A timely reality check
Ms. Koller is part of a revival of interest in artificial intelligence. After three decades of disappointments, artificial intelligence researchers are making progress. Recent developments made possible spam filters, Microsoft’s new ClearFlow traffic maps and the driverless robotic cars that Stanford teams have built for competitions sponsored by the Defense Advanced Research Projects Agency.
Since arriving at Stanford as a professor in 1995, Ms. Koller has led a group of researchers who have reinvented the discipline of artificial intelligence. Pioneered during the 1960s, the field was originally dominated by efforts to build reasoning systems from logic and rules. Judea Pearl, a computer scientist at the University of California, Los Angeles, had a decade earlier advanced statistical techniques that relied on repeated measurements of real-world phenomena.
Called the Bayesian approach, it centers on a formula for updating the probabilities of events based on repeated observations.
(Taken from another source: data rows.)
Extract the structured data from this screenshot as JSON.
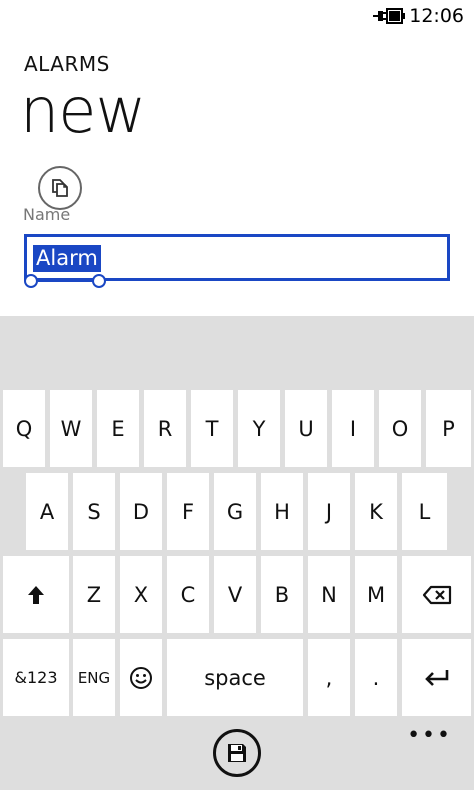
{
  "status": {
    "time": "12:06",
    "battery_icon": "battery-charging-icon"
  },
  "header": {
    "app_title": "ALARMS",
    "page_title": "new"
  },
  "form": {
    "name_label": "Name",
    "name_value": "Alarm",
    "copy_icon": "copy-icon"
  },
  "keyboard": {
    "row1": [
      "Q",
      "W",
      "E",
      "R",
      "T",
      "Y",
      "U",
      "I",
      "O",
      "P"
    ],
    "row2": [
      "A",
      "S",
      "D",
      "F",
      "G",
      "H",
      "J",
      "K",
      "L"
    ],
    "row3": [
      "Z",
      "X",
      "C",
      "V",
      "B",
      "N",
      "M"
    ],
    "shift_glyph": "🡑",
    "backspace_icon": "backspace-icon",
    "symbols_label": "&123",
    "lang_label": "ENG",
    "emoji_glyph": "☺",
    "space_label": "space",
    "comma_label": ",",
    "period_label": ".",
    "enter_icon": "enter-icon"
  },
  "appbar": {
    "save_icon": "save-icon",
    "more_label": "•••"
  },
  "colors": {
    "accent": "#1a47c4",
    "keyboard_bg": "#dedede",
    "key_bg": "#ffffff"
  }
}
The ironic part, of course: AI only "failed" the last time around because of the lofty expectations espoused by some of its fans; it was primarily a hype:reality index and timing disconnect.